  • Two reporters, Wa Lone and Kyaw Soe Oo, have been detained since December 12 on charges of violating the Official Secrets Act.
  • Police Capt. Moe Yan Naing told a court that his superior had arranged for two policemen to meet the reporters and hand over documents described as “important secret papers” in order to entrap them.

Yangon: Myanmar police on Saturday evicted the family of a police officer who testified that he and others had been ordered to entrap two reporters working for the Reuters news agency who are facing charges that could get them up to 14 years in prison, the officer’s wife said.
The reporters, Wa Lone and Kyaw Soe Oo, have been detained since Dec. 12 on charges of violating the colonial-era Official Secrets Act. The two helped cover the crisis in Myanmar’s Rakhine state, where a brutal counterinsurgency operation last year drove about 700,000 Rohingya Muslims to neighboring Bangladesh.
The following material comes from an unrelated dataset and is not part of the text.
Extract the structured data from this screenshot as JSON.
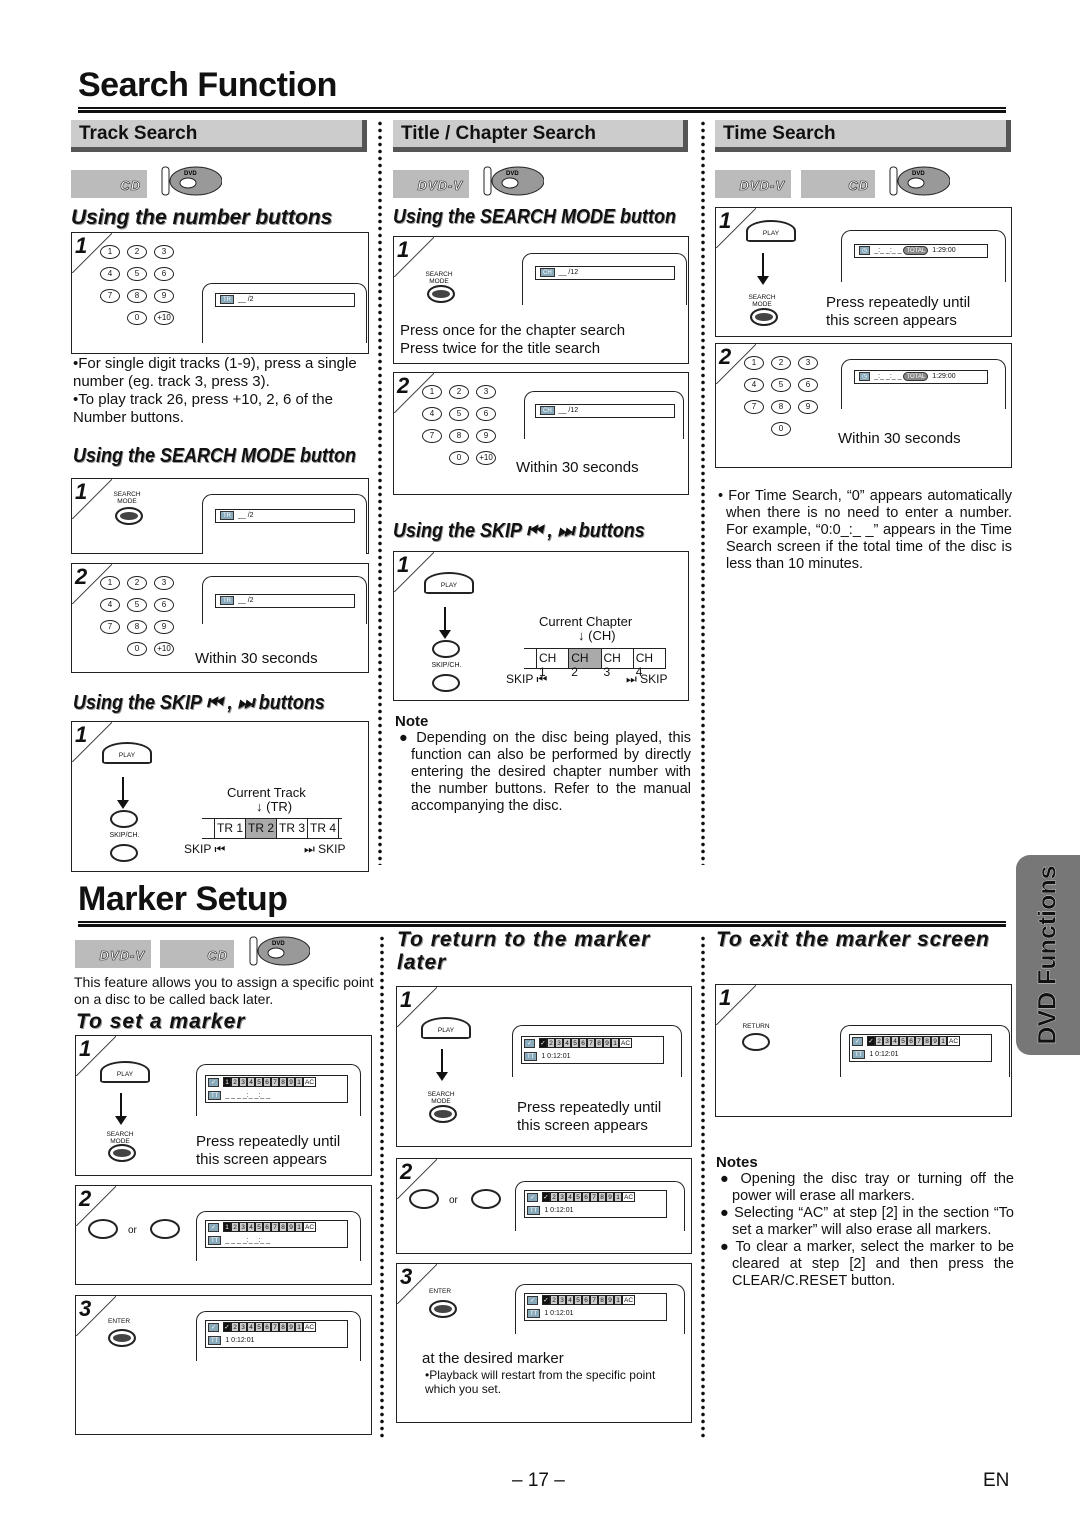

Police Capt. Moe Yan Naing told a court Friday that his superior had arranged for two policemen to meet the reporters at a restaurant and hand over documents described as “important secret papers” in order to entrap them.
On Saturday, Moe Yan Naing’s wife, Daw Tuu, said she and her daughter were ordered to move out of their police housing in the capital, Naypyitaw.
“A police officer called us this morning and said we have to move out of the housing immediately and that’s the order from the superior,” Daw Tuu said, sobbing.
Moe Yan Naing said he and other colleagues who had been interviewed earlier by Wa Lone about their activities in Rakhine had been interrogated under the direction of Brig. Gen. Tin Ko Ko of the 8th Security Police Battalion.
The police department’s action against Moe Yan Naing’s family caused an outcry in Myanmar.
“This is an outrageous move,” said Robert Sann Aung, a human rights lawyer. “This is to give an example to other police in the country to keep silent from telling the truth.”
The court in Yangon has been holding hearings since January. The defendants’ lawyers have asked the court to drop the case against the pair, saying prosecutors failed to present enough evidence to support the case, but the judge denied the motion.